Domesday Book now Online

The Domesday Book, a handwritten recording of lands and properties under William the Conqueror, is on display and also available on the internet.

Obscure Medieval Law Frustrates Britons

A law dating back to the Middle Ages is causing mayhem in the British real estate market.

Latin for Beginners

The British Archives has posted a tutorial for those who want to learn Latin. Latin 1086 – 1733: a practical online tutorial for beginners uses early documents to demonstrate how Latin was used and to teach the basics.

Today in the Middle Ages: July 10, 1376

The "Good Parliament" ended in London on July 10, 1376. It was nicknamed by the people of England in recognition of its efforts to end corruption at court.

Today in the Middle Ages: June 23, 930

The first session of the Icelandic Althing, often considered the world's first parliament, began on June 23, 930.

Today in the Middle Ages: May 22, 1216

On May 22, 1216, French troops entered England by invitation in the First Baron's War, a rebellion ignited by King John's refusal to follow some provisions of the Magna Carta.

Today in the Middle Ages: May 19, 1214

The City of London received a charter allowing it to elect its own officials on May 19, 1214.

Today in the Middle Ages: May 17, 1215

On May 17, 1215, the barons of England marched on King John in the uprising that culminated in the signing of the Magna Carta.

Today in the Middle Ages: April 13, 1111

On April 13, 1111, Henry V, King of Germany, was crowned Holy Roman Emperor after maneuvering that included capturing Pope Paschal II and deposing his own father.

Medieval English Year Books Online

Boston University's School of Law has produced a searchable database for the English Year Books which are the law reports for the country from the 13th through 16th centuries.

Medieval Laws to be Struck from Irish Republic Statutes

The Republic of Ireland is about to strike hundreds of obsolete laws from its statute books. Some of the laws date back to the time of the Norman invasion.

New gallery at The Walters focuses on legal documents

The Walters Art Museum, in Baltimore, Maryland, will exhibit 17 books and manuscripts from the 12th-15th centuries from the museum's collection at "The Art of Law," a manuscript gallery focus show, through April 9.

Loose Women: Attitudes about the Oldest Medieval Profession

Don't snicker! This week's Aoife's Links takes a serious, scholarly look at the sexuality of women and the profession of prostitution through the Middle Ages.

Long Arm of the Law: Medieval Crime and Punishment

After a week in absence, Dame Aoife is back, with links on medieval criminal justice.

Elegance befitting the station: Sumptuary Law

Sumptuary laws, that is, laws regulating the use of special clothing, jewelry, or other symbols of rank or station, is the subject of Aoife's Links this week.

Japan to permit female succession

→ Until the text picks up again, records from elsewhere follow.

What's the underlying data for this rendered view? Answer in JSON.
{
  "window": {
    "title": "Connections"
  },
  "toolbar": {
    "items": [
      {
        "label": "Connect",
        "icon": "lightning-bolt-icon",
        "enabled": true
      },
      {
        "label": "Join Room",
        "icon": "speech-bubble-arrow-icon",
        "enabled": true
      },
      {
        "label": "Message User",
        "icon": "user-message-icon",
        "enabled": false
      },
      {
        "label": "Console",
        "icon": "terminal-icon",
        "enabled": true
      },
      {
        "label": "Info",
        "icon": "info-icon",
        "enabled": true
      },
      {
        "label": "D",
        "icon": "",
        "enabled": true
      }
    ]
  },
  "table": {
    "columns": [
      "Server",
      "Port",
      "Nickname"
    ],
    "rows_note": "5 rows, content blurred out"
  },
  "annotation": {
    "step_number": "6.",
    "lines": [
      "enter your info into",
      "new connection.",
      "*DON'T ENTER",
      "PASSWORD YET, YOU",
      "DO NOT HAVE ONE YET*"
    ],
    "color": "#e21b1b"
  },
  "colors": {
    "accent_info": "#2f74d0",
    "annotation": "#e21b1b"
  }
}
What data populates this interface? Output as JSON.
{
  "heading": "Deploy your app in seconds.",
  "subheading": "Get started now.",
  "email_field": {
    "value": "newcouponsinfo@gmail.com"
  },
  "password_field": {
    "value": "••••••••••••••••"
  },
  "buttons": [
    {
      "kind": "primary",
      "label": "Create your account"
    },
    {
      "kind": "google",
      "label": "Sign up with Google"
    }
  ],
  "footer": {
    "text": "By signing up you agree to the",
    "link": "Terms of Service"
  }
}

Lacking a male heir, the Japanese government is creating a new law to allow a woman to succeed to the Imperial throne for the first time in two centuries.

5th Century Letters Prove Gaza Intellectual Center

Researchers at the University of Fribourg believe that a rich cache of letters, written in Greek, prove that residents of 5th century Gaza lived a vibrantly intellectual life.

Slavery, serfdom, and indenture through the Middle Ages

From ancient times, people have found themselves forced to labor for others. The links this week examine how slavery — and other institutions just a step above it — were practiced in the Middle Ages, by various cultures and nations.

I Swear!

There has been much discussion recently about the swearing of oaths in the SCA. This week, Dame Aoife shares her links on the subject.